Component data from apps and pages
################

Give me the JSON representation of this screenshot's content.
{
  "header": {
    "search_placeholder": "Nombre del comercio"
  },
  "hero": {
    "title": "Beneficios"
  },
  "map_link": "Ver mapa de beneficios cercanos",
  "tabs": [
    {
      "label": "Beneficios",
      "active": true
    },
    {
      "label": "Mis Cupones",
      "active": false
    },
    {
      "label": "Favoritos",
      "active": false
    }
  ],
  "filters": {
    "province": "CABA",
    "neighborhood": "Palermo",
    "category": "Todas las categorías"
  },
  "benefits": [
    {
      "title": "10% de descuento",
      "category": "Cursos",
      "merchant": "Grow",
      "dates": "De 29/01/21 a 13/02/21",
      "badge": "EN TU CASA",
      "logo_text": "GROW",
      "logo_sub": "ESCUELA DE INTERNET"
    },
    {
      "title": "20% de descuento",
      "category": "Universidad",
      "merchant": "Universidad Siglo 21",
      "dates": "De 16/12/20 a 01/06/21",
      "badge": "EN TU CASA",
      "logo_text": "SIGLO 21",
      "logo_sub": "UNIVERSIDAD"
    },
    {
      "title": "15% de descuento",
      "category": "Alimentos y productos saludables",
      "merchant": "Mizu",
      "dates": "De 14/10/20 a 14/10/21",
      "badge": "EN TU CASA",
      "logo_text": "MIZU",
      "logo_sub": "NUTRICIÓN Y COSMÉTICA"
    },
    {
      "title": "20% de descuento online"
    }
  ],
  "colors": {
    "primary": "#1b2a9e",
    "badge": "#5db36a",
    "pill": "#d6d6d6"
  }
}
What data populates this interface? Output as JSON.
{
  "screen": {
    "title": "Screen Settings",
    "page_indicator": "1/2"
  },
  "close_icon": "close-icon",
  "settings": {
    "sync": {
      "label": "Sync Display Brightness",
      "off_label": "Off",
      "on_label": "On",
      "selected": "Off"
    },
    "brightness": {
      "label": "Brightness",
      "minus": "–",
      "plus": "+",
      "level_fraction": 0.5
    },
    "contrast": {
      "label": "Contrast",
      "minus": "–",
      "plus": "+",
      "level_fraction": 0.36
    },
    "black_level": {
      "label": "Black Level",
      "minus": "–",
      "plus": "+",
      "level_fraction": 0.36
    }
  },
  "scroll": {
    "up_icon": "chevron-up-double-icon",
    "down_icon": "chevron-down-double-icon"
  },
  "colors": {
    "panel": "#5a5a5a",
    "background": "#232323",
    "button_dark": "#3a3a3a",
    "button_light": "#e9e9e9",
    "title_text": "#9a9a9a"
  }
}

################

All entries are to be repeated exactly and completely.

**Response for this exercise:**
Give me the JSON representation of this screenshot's content.
{
  "header": {
    "search_placeholder": "Nombre del comercio"
  },
  "hero": {
    "title": "Beneficios"
  },
  "map_link": "Ver mapa de beneficios cercanos",
  "tabs": [
    {
      "label": "Beneficios",
      "active": true
    },
    {
      "label": "Mis Cupones",
      "active": false
    },
    {
      "label": "Favoritos",
      "active": false
    }
  ],
  "filters": {
    "province": "CABA",
    "neighborhood": "Palermo",
    "category": "Todas las categorías"
  },
  "benefits": [
    {
      "title": "10% de descuento",
      "category": "Cursos",
      "merchant": "Grow",
      "dates": "De 29/01/21 a 13/02/21",
      "badge": "EN TU CASA",
      "logo_text": "GROW",
      "logo_sub": "ESCUELA DE INTERNET"
    },
    {
      "title": "20% de descuento",
      "category": "Universidad",
      "merchant": "Universidad Siglo 21",
      "dates": "De 16/12/20 a 01/06/21",
      "badge": "EN TU CASA",
      "logo_text": "SIGLO 21",
      "logo_sub": "UNIVERSIDAD"
    },
    {
      "title": "15% de descuento",
      "category": "Alimentos y productos saludables",
      "merchant": "Mizu",
      "dates": "De 14/10/20 a 14/10/21",
      "badge": "EN TU CASA",
      "logo_text": "MIZU",
      "logo_sub": "NUTRICIÓN Y COSMÉTICA"
    },
    {
      "title": "20% de descuento online"
    }
  ],
  "colors": {
    "primary": "#1b2a9e",
    "badge": "#5db36a",
    "pill": "#d6d6d6"
  }
}
What data populates this interface? Output as JSON.
{
  "screen": {
    "title": "Screen Settings",
    "page_indicator": "1/2"
  },
  "close_icon": "close-icon",
  "settings": {
    "sync": {
      "label": "Sync Display Brightness",
      "off_label": "Off",
      "on_label": "On",
      "selected": "Off"
    },
    "brightness": {
      "label": "Brightness",
      "minus": "–",
      "plus": "+",
      "level_fraction": 0.5
    },
    "contrast": {
      "label": "Contrast",
      "minus": "–",
      "plus": "+",
      "level_fraction": 0.36
    },
    "black_level": {
      "label": "Black Level",
      "minus": "–",
      "plus": "+",
      "level_fraction": 0.36
    }
  },
  "scroll": {
    "up_icon": "chevron-up-double-icon",
    "down_icon": "chevron-down-double-icon"
  },
  "colors": {
    "panel": "#5a5a5a",
    "background": "#232323",
    "button_dark": "#3a3a3a",
    "button_light": "#e9e9e9",
    "title_text": "#9a9a9a"
  }
}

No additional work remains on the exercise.